Population genomics overview

For purposes of comparative genomics in human medicine, it generally suffices to sequence a single individual in other species (or a few to be sure a particular informative polymorphism is representative). This sequencing is best conducted on a wild animal whose lineage has experienced continuous natural selection.

Thus genomes of domesticated animals or inbred model species -- while they have their uses -- do not contribute to the evaluation of human coding allele variations (the main endeavor in personal genomics) because their provided 'support system' shields them from real-world tests of fitness.

However rare wild animals present a similar issue -- when populations have gotten exceedingly low, the remaining isolated subpopulations become increasingly inbred and their founders may not have been representative of the original larger population to begin with. Back hybridization with species from which the target had already diverged -- for example grizzly with polar bear or wolf with coyote -- also destroys the record.

Thus, there is increasing concern that the "sixth extinction crisis" may adversely impact the needs of human genomics for allele evaluation. Because the Arctic environment is the most rapidly changing place on earth under anthrogenic climate change, this article considers the effects of ice sheet melt on diminishing and fragmenting mammalian populations there as perhaps representative of many future situations of declining populations.

Sea Ice loss: isolating effects on polar bears

The polar bear is highly suitable for population genomics as it is an iconic species at risk from climate change, with numerous sequencing projects already conducted on multiple bears, both living and fossil.

As an obligate predator feeding primarily on hooded seals at their breathing holes in the ice, the polar bear is adapted to life on the ice pack and its floes -- a significant population cannot be sustained along the shore.

Thus the steadily receding ice pack creates major issues, for example isolating the 4,000 bears on the Svalbard area from formerly a connected population in the Franz Josef. These bears can be predicted to come into increasing conflict with human settlers (not to mention each other), conflicts that will be resolved by shooting the bears.

If the coming distribution of sea ice can be predicted, the separating populations of bears can be determined. From that, the degree of future inbreeding will follow, and so different homogenizations of population genomics.

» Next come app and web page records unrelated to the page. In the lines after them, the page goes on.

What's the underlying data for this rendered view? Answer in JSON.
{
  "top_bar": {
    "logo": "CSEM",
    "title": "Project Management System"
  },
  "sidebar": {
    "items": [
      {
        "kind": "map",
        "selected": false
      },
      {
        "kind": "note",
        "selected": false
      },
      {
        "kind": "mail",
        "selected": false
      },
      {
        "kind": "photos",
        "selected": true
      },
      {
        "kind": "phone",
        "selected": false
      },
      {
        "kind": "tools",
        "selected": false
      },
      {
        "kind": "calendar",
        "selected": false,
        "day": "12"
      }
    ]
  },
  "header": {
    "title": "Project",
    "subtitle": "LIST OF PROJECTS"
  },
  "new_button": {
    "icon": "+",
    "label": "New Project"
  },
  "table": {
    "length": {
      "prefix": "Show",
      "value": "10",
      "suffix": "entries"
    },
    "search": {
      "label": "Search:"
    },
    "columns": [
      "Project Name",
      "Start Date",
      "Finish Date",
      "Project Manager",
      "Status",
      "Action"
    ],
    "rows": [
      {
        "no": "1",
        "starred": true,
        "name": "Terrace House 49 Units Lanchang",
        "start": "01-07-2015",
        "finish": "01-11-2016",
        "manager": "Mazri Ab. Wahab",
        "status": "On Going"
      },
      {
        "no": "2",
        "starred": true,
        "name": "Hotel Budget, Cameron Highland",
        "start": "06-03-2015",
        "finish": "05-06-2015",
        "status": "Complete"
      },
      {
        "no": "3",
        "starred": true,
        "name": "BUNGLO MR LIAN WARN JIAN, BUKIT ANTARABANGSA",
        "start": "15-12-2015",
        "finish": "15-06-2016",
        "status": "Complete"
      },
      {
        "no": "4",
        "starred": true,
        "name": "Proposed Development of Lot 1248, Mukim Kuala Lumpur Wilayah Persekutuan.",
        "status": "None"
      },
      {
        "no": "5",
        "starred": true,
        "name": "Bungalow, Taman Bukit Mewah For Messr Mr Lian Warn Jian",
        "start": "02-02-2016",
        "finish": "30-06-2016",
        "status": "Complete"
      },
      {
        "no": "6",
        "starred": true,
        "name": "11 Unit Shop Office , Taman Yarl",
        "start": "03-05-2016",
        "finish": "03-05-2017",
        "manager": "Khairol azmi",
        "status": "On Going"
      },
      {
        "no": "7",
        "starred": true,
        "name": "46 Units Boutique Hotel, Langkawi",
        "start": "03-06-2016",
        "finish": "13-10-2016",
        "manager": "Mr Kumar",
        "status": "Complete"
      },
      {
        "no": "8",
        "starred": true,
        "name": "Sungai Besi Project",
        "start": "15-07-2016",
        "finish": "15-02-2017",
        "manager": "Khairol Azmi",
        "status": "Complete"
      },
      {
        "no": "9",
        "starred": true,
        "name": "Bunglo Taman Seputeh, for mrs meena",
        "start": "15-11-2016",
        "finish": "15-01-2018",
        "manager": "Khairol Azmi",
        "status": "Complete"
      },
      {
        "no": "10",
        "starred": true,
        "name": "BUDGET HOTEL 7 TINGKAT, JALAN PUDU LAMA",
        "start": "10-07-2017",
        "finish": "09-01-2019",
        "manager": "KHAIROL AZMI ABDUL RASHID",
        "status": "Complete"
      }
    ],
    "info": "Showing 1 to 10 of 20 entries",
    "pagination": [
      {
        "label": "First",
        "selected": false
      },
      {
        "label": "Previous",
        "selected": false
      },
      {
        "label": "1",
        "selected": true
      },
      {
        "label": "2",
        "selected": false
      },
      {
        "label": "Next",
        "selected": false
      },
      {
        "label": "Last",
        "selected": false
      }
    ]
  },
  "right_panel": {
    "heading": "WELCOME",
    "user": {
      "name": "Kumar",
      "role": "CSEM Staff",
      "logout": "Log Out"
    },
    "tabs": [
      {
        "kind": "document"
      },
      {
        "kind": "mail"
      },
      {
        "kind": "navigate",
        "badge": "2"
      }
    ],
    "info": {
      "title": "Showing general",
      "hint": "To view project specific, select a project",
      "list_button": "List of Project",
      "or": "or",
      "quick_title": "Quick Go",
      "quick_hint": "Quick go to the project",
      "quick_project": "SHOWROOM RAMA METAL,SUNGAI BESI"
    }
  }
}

The first animation shows ASCAT radar imagery from 01 Dec 2012 to 22 Feb 2013. This is single channel radar at 5 Ghz, or grayscale. It could be mixed as an additional channel with Jaxa radar imagery to false-colorize it more informatively.

It shows a block of newish ice (initial yellow outline) pushing down on the multi-year ice and squeezing a good part of it out the Fram Strait (final purple outline). There seems to be good export action out the Bering Strait as well.

It can be seen that the Svalbard region, home of some 4,000 polar bears, has minimal sea ice this winter. This will lead to bears being concentrated in a small area as they cannot hunt seals from pack ice, which in turn will lead to conflicts.

Genetic isolation of the (reduced) bear population would be unfavorable for long-term polar bear survival. Hybridization with brown bears will not preserve the many Arctic adaptations of polar bears. Thus the question revolves in the short term around the extent of sea ice in the summer of 2013.

Ascat3 zpsa9aed6dc.gif

The second animation shows that this year's breakup of the ice pack in the Beaufort Sea is very unusual for mid-winter, perhaps unprecedented in recent millenia. In the spring of 2012 something rather similar happened but much late, in April.

The animation covers 12 March to 17 June 2012 with Terra satellite visible imagery at 4 km resolution. The event begins above the Bering Straits, but it really takes off on March 22 and by April 9 begins to strongly resemble mid-Feb 2013. On April 17 it has reached its geographic terminus, Banks Island.

If taken as a simplistic predictor of the 2013 melt season, that is 51 days ahead of last season. Early open water will greatly affect polar bears, as well as walrus.

The third animation shows unprecented crack break-up in February. The crack system is spreading eastward at 2 miles an hour and has now hit Banks Island